It will be an ugly battle, but will she still be confirmed?

As the media digs through her life and career, we will learn more about Sotomayor and more about what could prevent her from being confirmed.

As of now, she should have no problem getting through the Judiciary Committee, although she may not have the luxury of any GOP votes there.

The only way for Republicans to defeat her confirmation then is a filibuster. This action would have several backlashes for the GOP

First, each of the Republicans that fight for a filibuster will be subject to the political pressure of looking like a hypocrite. When several Democrats tried to filibuster Justice Samuel Alito the Senate Republicans had a fit over what they perceived as a misuse of filibusters.
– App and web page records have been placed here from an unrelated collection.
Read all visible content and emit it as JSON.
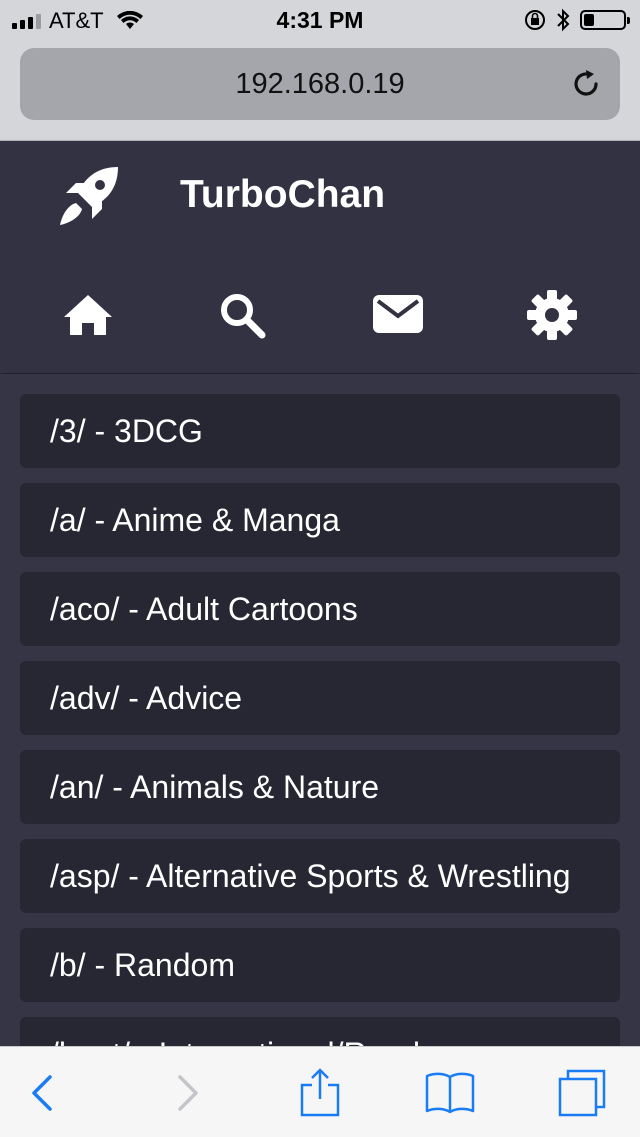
{
  "status_bar": {
    "carrier": "AT&T",
    "time": "4:31 PM",
    "battery_level": 0.25
  },
  "browser": {
    "url": "192.168.0.19"
  },
  "site": {
    "title": "TurboChan",
    "nav": [
      "home-icon",
      "search-icon",
      "mail-icon",
      "gear-icon"
    ]
  },
  "boards": [
    "/3/ - 3DCG",
    "/a/ - Anime & Manga",
    "/aco/ - Adult Cartoons",
    "/adv/ - Advice",
    "/an/ - Animals & Nature",
    "/asp/ - Alternative Sports & Wrestling",
    "/b/ - Random",
    "/bant/ - International/Random"
  ],
  "colors": {
    "header_bg": "#323242",
    "page_bg": "#353545",
    "item_bg": "#272734",
    "ios_blue": "#1a7cf5"
  }
}
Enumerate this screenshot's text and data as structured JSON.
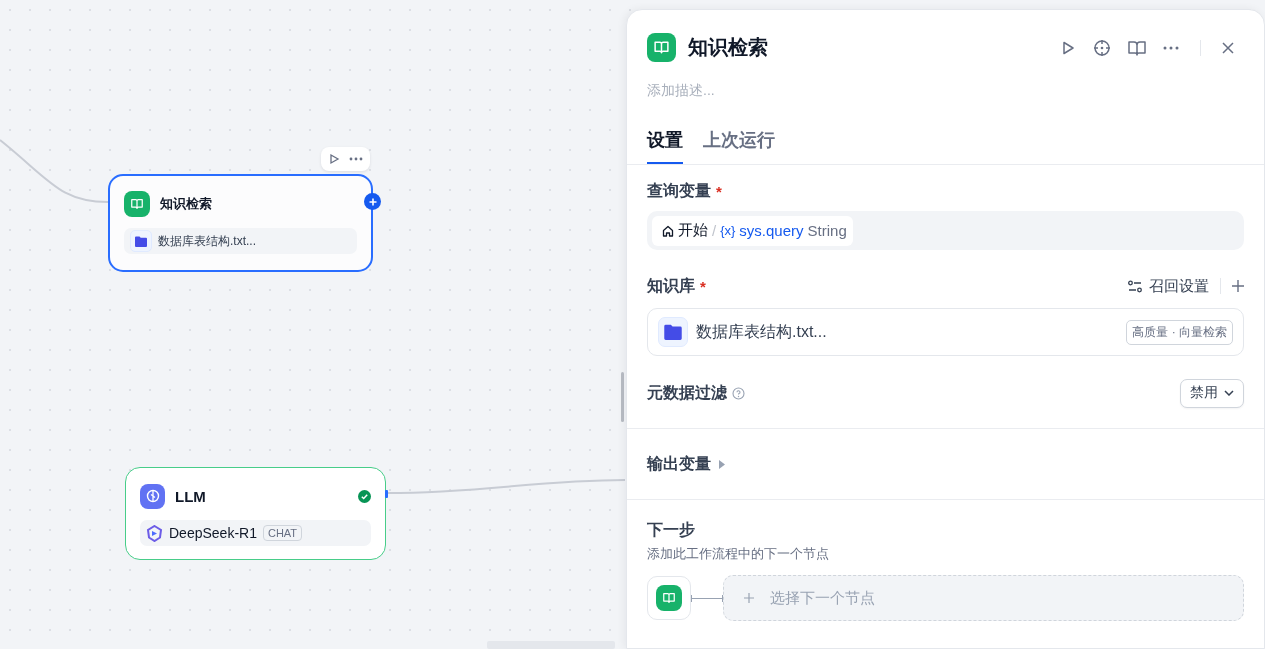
{
  "canvas": {
    "nodes": [
      {
        "kind": "knowledge",
        "title": "知识检索",
        "selected": true,
        "item": "数据库表结构.txt..."
      },
      {
        "kind": "llm",
        "title": "LLM",
        "selected": false,
        "succeeded": true,
        "model": "DeepSeek-R1",
        "badge": "CHAT"
      }
    ]
  },
  "panel": {
    "title": "知识检索",
    "description_placeholder": "添加描述...",
    "tabs": [
      {
        "label": "设置",
        "selected": true
      },
      {
        "label": "上次运行",
        "selected": false
      }
    ],
    "query_variable": {
      "label": "查询变量",
      "required": true,
      "required_mark": "*",
      "source": "开始",
      "separator": "/",
      "marker": "{x}",
      "variable": "sys.query",
      "type": "String"
    },
    "knowledge": {
      "label": "知识库",
      "required": true,
      "required_mark": "*",
      "recall_settings": "召回设置",
      "items": [
        {
          "name": "数据库表结构.txt...",
          "tag": "高质量 · 向量检索"
        }
      ]
    },
    "metadata_filter": {
      "label": "元数据过滤",
      "value": "禁用"
    },
    "output": {
      "label": "输出变量",
      "expanded": false
    },
    "next_step": {
      "title": "下一步",
      "description": "添加此工作流程中的下一个节点",
      "action": "选择下一个节点"
    }
  }
}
Second, they would fail. It is unlikely that every single Republican will vote against cloture. The GOP Senators from Maine, in particular, will likely support her confirmation. It is also probable that Senators such as Judd Gregg (R-NH) will support cloture (even if he opposes her confirmation) in order to appease their liberal constituents. Gregg, Snowe, and Collins all approved her confirmation to her current bench.

Finally, and perhaps most importantly, many Republicans will not want to oppose the first Hispanic nominee for the High Court. As blogger Glenn Thrush wrote this morning, “every GOP leader with a pulse knows that opposing her could accelerate the stampede of Latinos out of the GOP in the southwest, west and Texas.”

As of now, we can expect Sotomayor to be confirmed.